  3. Make Improvements:
    • Speed up your collection on credit sales to reduce DSO.
    • Optimize inventory levels to lower DIO without hurting production.
    • Extend payment terms with suppliers, where possible, to increase DPO.
  4. Use No Fee Credit Card Processing: By not charging customers extra fees, you encourage faster payments, thus improving your CCC.
  5. Monitor Regularly: Track the cash conversion cycle to spot trends and make necessary adjustments to preserve or improve your operational efficiency.

Employing these steps means better resource management, from raw materials to average inventory, and ensuring investments in inventory are turned into cash inflows swiftly.

Mastering CCC to increase the efficiency of your company

Mastering the cash conversion cycle is essential for the health and efficiency of your business operation. By knowing how to calculate the cash conversion cycle, you gain valuable insights into how long your company can convert its investments in inventory and other resources into cash flows from sales.

A shorter cash conversion cycle can indicate effective cash flow management, allowing quicker reinvestment or payment of obligations, thus creating a lean and agile business model. Remember, whether it’s reducing days sales outstanding, managing days inventory outstanding, or extending days payable without incurring fees, each component plays a vital role in operational efficiency.

By employing strategies that streamline each cycle stage—from purchasing raw materials to collecting receivables—you ensure that your resources are not tied up unnecessarily, preventing cash flow issues. For business owners keen on optimizing their business’s financial health, keeping a constant eye on and striving to improve the cash conversion cycle should be an ongoing priority.

6 FAQS about the cash conversion cycle 

6 FAQS about the cash conversion cycle 

The cash conversion cycle (CCC) measures the time it takes for a company to convert its investments in inventory and other resources into cash flow from sales.

Understanding the CCC is crucial as it provides insights into the efficiency of your working capital management and can help identify areas for improvement in your financial processes.

The CCC is typically calculated using three key components: Days Inventory Outstanding (DIO), Days Sales Outstanding (DSO), and Days Payable Outstanding (DPO).

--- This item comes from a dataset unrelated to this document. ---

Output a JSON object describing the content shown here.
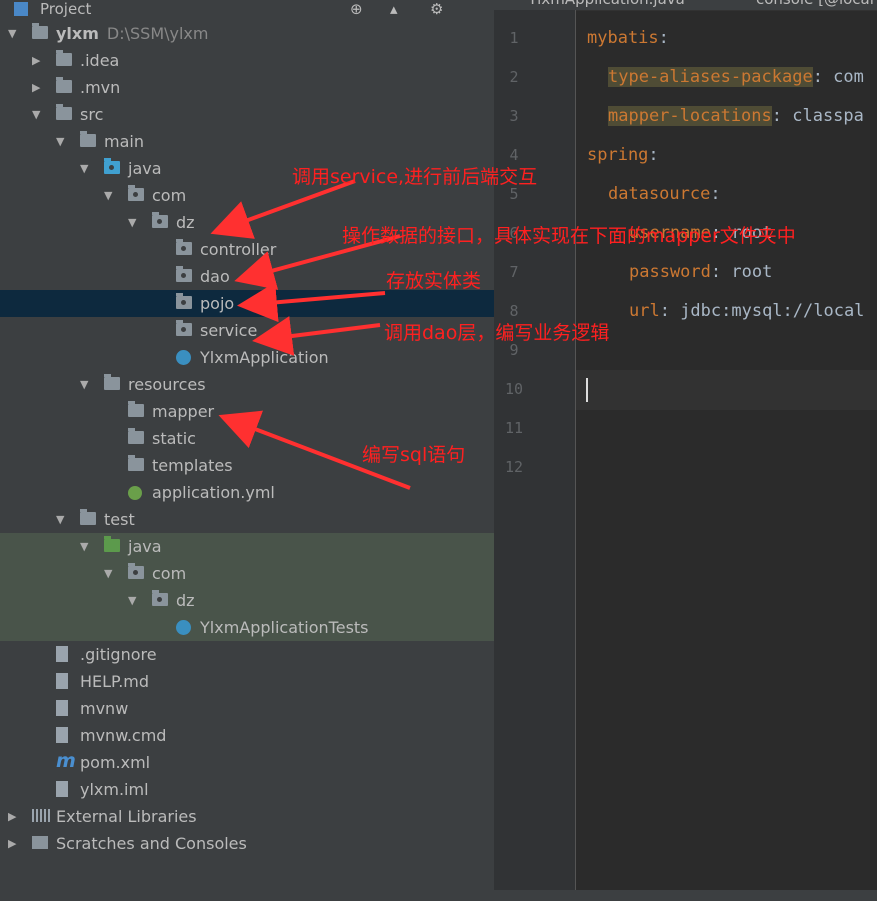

The formula for CCC is CCC = DIO + DSO – DPO. By measuring these metrics and plugging them into the formula, you can determine your company’s CCC.

Strategies for reducing the CCC include optimizing inventory management to minimize excess stock, accelerating accounts receivable collection through incentives and automation, and negotiating favorable payment terms with suppliers to extend payment deadlines.

Additionally, streamlining production processes and improving operational efficiency can help shorten lead times and accelerate cash conversion.

It’s advisable to monitor the CCC regularly (monthly or quarterly) to track trends and identify any deviations from the norm.

By regularly evaluating the CCC, you can proactively address any inefficiencies or bottlenecks in your conversion process and implement corrective measures as needed.

Common pitfalls in managing the CCC include neglecting to factor in seasonality or industry-specific trends, overlooking the impact of inventory obsolescence or slow-moving items, and failing to maintain effective communication and relationships with customers and suppliers.

It’s essential to remain vigilant and proactive in managing the CCC to optimize cash flow and maintain financial health.

Implementing technology solutions such as inventory management software, accounts receivable automation tools, and electronic payment systems can streamline processes, reduce manual errors, and accelerate cash conversion.

Leveraging data analytics and predictive modeling can also provide valuable insights for optimizing working capital management and improving the CCC.

The cash conversion cycle (CCC) measures the time it takes for a company to convert its investments in inventory and other resources into cash flow from sales.

Understanding the CCC is crucia